By A Special Correspondent
First publised on 2021-07-18 05:51:57
When there was a drone attack on the Air Force Station in Jammu last month, there was an apprehension that the Centre would change its policy for allowing drones for private and commercial use and make it stringent, thereby restricting use of unmanned aerial vehicles (UAV). Thankfully, the government has not taken that route. Recognizing the fact that any new and advancing technology will have both constructive and destructive use, the civil aviation ministry has released draft rules for use of drones that is liberal and is likely to enthuse those who wish to use drones in many normal and critical operations.
Drones can be used for many applications including photography, police surveillance, relief operations, farming, mining, delivery, research and more. As the technology advances, more and better benign applications will be added. If a blanket ban was placed on their use, some sectors would not have been able to benefit from advancing technology. The new policy does a good job of striking a balance between the security threat and benign use as it is neither anti-technology nor too pro-security.
The government has gone for single-window clearances while mandating that UAV's above a certain weight will require a unique ID that can be created on digital sky platform. Also, colour-coded zones have been created for the airspace and permission will be needed for certain heights and in specific areas. Other than that, the rules have been relaxed and small non-commercial drones will be free to fly without hassle. The policy is to apply countermeasures like real-time tracking beacons and geofencing.
To prevent the destructive use of drones, the response has to be multi-faceted. Since advanced drones can hit specific targets with precision, it will be necessary to protect critical assets across the country from drone strikes. While the Army and the Air Force are expected to invest in state of the art technology that neutralizes the threat from drones by putting in place equipment that detect, alert and neutralize the threat, other security agencies will take need-based measures.

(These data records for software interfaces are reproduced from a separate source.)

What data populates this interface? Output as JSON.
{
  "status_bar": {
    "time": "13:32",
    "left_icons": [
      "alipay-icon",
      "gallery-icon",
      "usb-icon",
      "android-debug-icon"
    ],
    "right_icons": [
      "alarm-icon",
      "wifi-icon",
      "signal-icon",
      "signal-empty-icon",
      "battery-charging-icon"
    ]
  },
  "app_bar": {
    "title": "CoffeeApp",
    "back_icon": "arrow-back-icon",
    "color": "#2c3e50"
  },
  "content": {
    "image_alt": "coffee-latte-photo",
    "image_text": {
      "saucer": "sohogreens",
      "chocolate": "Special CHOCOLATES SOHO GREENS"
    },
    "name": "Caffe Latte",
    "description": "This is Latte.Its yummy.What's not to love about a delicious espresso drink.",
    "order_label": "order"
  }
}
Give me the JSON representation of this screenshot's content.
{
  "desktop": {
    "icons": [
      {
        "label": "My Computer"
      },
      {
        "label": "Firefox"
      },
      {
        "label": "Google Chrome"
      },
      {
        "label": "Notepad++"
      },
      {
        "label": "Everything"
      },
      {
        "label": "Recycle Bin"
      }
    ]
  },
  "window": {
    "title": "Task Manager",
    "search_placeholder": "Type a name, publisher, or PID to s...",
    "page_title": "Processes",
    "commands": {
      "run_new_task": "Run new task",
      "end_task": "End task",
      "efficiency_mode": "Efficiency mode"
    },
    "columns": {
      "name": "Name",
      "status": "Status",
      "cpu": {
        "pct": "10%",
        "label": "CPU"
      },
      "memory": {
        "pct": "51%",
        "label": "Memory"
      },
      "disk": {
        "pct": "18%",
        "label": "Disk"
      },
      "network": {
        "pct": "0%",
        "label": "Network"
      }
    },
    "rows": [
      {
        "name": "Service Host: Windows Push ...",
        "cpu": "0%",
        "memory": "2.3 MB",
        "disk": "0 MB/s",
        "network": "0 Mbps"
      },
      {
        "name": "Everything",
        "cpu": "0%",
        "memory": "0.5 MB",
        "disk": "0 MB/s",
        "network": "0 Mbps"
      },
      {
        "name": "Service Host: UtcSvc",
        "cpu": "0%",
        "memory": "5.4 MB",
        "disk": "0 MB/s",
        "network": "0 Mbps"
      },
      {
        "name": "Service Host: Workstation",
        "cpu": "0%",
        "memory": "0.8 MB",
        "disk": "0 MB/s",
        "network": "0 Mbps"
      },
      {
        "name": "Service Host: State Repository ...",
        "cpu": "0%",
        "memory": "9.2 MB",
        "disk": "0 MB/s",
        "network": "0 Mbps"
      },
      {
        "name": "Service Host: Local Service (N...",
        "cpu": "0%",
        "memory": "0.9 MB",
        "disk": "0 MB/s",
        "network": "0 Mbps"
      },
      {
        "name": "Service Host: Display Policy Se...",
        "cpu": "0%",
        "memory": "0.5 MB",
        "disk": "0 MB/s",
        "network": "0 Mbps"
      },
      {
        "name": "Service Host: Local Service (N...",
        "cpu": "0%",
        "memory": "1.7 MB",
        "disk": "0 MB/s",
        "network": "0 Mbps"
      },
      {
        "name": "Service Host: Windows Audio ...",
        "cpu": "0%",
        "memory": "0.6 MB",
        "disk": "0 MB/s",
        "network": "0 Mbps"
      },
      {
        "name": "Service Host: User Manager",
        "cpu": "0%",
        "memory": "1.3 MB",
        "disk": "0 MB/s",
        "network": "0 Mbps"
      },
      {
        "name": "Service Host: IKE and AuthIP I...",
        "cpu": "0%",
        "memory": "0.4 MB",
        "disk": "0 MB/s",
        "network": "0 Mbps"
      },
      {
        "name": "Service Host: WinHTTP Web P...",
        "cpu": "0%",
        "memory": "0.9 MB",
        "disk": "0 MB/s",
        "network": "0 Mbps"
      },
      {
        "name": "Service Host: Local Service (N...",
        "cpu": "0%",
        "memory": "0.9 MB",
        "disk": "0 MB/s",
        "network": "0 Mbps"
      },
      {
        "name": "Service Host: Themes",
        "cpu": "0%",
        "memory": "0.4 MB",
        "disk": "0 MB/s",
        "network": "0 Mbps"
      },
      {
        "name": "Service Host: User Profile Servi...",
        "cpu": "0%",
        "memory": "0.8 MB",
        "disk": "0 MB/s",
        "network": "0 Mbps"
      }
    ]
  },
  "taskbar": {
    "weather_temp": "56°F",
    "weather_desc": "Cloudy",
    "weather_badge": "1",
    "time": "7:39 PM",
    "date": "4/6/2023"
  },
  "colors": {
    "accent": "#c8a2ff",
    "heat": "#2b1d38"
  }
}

India is looking at both soft-kill and hard-kill systems.
Picture courtesy: mydronelab.com